A retelling of Antigone this novel has been on my radar for a while. Once I picked it up it drew me in quickly and I fell in love with the simple language. I enjoyed the way the novel was split and explored difference character’s perspectives as the story progressed. I loved some of the perspectives and was frustrated by others and yet, either way I was unable to put it down. As much as I am unfamiliar with the original play I can see the Greek tragedy influences and am interested to seek out the original story. Shamsie takes the story and makes it perfectly relatable in a modern setting that touches upon current political and social issues. This and the way she presents both sides of this complex issue is fascinating and timely.
I’m not going to lie, the last few pages broke my heart and left me much to sit and ponder afterwards. Home Fire is a strong story that is memorable and very relevant. It is a read I highly recommend picking up and is a most deserving inclusion on the Man Booker longest.

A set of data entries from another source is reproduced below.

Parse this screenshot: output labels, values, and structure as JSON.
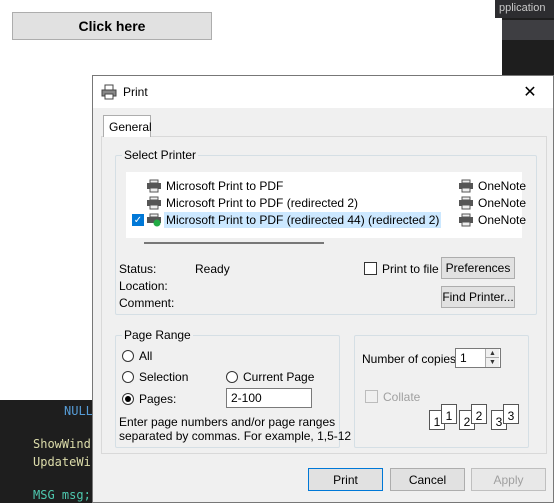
{
  "background": {
    "button_label": "Click here",
    "title_fragment": "pplication",
    "code_lines": [
      "NULL",
      "ShowWind",
      "UpdateWi",
      "MSG msg;"
    ]
  },
  "dialog": {
    "title": "Print",
    "close_glyph": "✕",
    "tab_general": "General",
    "select_printer": {
      "legend": "Select Printer",
      "printers": [
        {
          "name": "Microsoft Print to PDF",
          "selected": false
        },
        {
          "name": "Microsoft Print to PDF (redirected 2)",
          "selected": false
        },
        {
          "name": "Microsoft Print to PDF (redirected 44) (redirected 2)",
          "selected": true
        }
      ],
      "right_printers": [
        "OneNote",
        "OneNote",
        "OneNote"
      ],
      "status_label": "Status:",
      "status_value": "Ready",
      "location_label": "Location:",
      "comment_label": "Comment:",
      "print_to_file_label": "Print to file",
      "print_to_file_checked": false,
      "preferences_button": "Preferences",
      "find_printer_button": "Find Printer..."
    },
    "page_range": {
      "legend": "Page Range",
      "all_label": "All",
      "selection_label": "Selection",
      "current_page_label": "Current Page",
      "pages_label": "Pages:",
      "pages_value": "2-100",
      "selected_option": "pages",
      "hint_line1": "Enter page numbers and/or page ranges",
      "hint_line2": "separated by commas.  For example, 1,5-12"
    },
    "copies": {
      "label": "Number of copies:",
      "value": "1",
      "collate_label": "Collate",
      "collate_checked": false,
      "collate_disabled": true,
      "collate_pages": [
        "1",
        "1",
        "2",
        "2",
        "3",
        "3"
      ]
    },
    "buttons": {
      "print": "Print",
      "cancel": "Cancel",
      "apply": "Apply"
    }
  },
  "colors": {
    "selection": "#cce8ff",
    "accent": "#0078d7",
    "ok_green": "#22aa44"
  }
}
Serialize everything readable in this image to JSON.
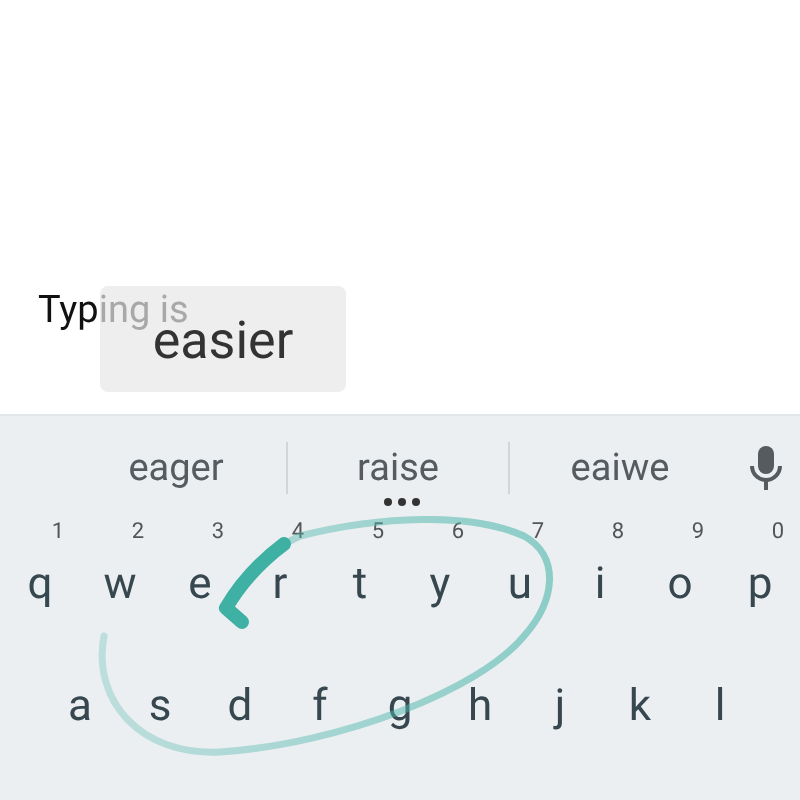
{
  "editor": {
    "committed_text": "Typ",
    "pending_text": "ing is"
  },
  "preview": {
    "word": "easier"
  },
  "suggestions": [
    {
      "text": "eager",
      "more": false
    },
    {
      "text": "raise",
      "more": true
    },
    {
      "text": "eaiwe",
      "more": false
    }
  ],
  "keyboard": {
    "rows": [
      [
        {
          "key": "q",
          "hint": "1"
        },
        {
          "key": "w",
          "hint": "2"
        },
        {
          "key": "e",
          "hint": "3"
        },
        {
          "key": "r",
          "hint": "4"
        },
        {
          "key": "t",
          "hint": "5"
        },
        {
          "key": "y",
          "hint": "6"
        },
        {
          "key": "u",
          "hint": "7"
        },
        {
          "key": "i",
          "hint": "8"
        },
        {
          "key": "o",
          "hint": "9"
        },
        {
          "key": "p",
          "hint": "0"
        }
      ],
      [
        {
          "key": "a"
        },
        {
          "key": "s"
        },
        {
          "key": "d"
        },
        {
          "key": "f"
        },
        {
          "key": "g"
        },
        {
          "key": "h"
        },
        {
          "key": "j"
        },
        {
          "key": "k"
        },
        {
          "key": "l"
        }
      ]
    ]
  }
}
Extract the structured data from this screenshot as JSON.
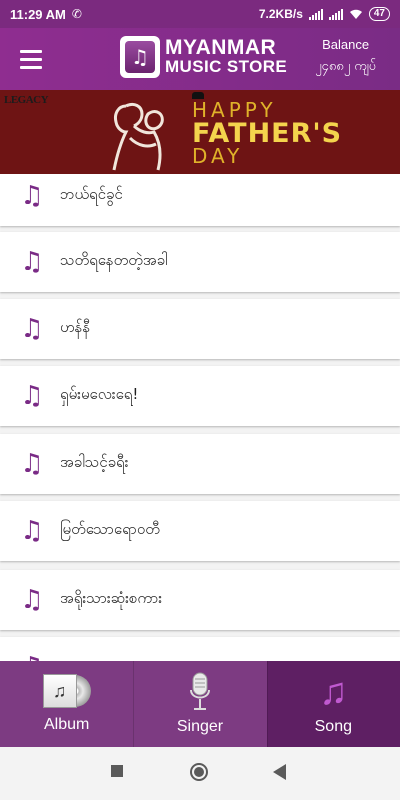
{
  "status_bar": {
    "time": "11:29 AM",
    "network_speed": "7.2KB/s",
    "battery": "47",
    "icons": [
      "call-icon",
      "signal-icon",
      "wifi-icon",
      "battery-icon"
    ]
  },
  "header": {
    "menu_icon": "hamburger-menu-icon",
    "logo_line1": "MYANMAR",
    "logo_line2": "MUSIC STORE",
    "balance_label": "Balance",
    "balance_value": "၂၄၈၈၂ ကျပ်"
  },
  "banner": {
    "brand": "LEGACY",
    "line1": "HAPPY",
    "line2": "FATHER'S",
    "line3": "DAY"
  },
  "songs": [
    {
      "title": "ဘယ်ရင်ခွင်"
    },
    {
      "title": "သတိရနေတတဲ့အခါ"
    },
    {
      "title": "ဟန်နီ"
    },
    {
      "title": "ရှမ်းမလေးရေ!"
    },
    {
      "title": "အခါသင့်ခရီး"
    },
    {
      "title": "မြတ်သောရောဝတီ"
    },
    {
      "title": "အရိုးသားဆုံးစကား"
    }
  ],
  "bottom_nav": {
    "tabs": [
      {
        "label": "Album",
        "icon": "album-icon",
        "active": false
      },
      {
        "label": "Singer",
        "icon": "microphone-icon",
        "active": false
      },
      {
        "label": "Song",
        "icon": "music-note-icon",
        "active": true
      }
    ]
  },
  "colors": {
    "primary": "#8f2d90",
    "nav": "#7d3b82",
    "nav_active": "#5e1f63",
    "banner": "#6e1414",
    "note": "#7a2b86"
  }
}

Do yourself a favour and pick it up, I doubt you will be disappointed.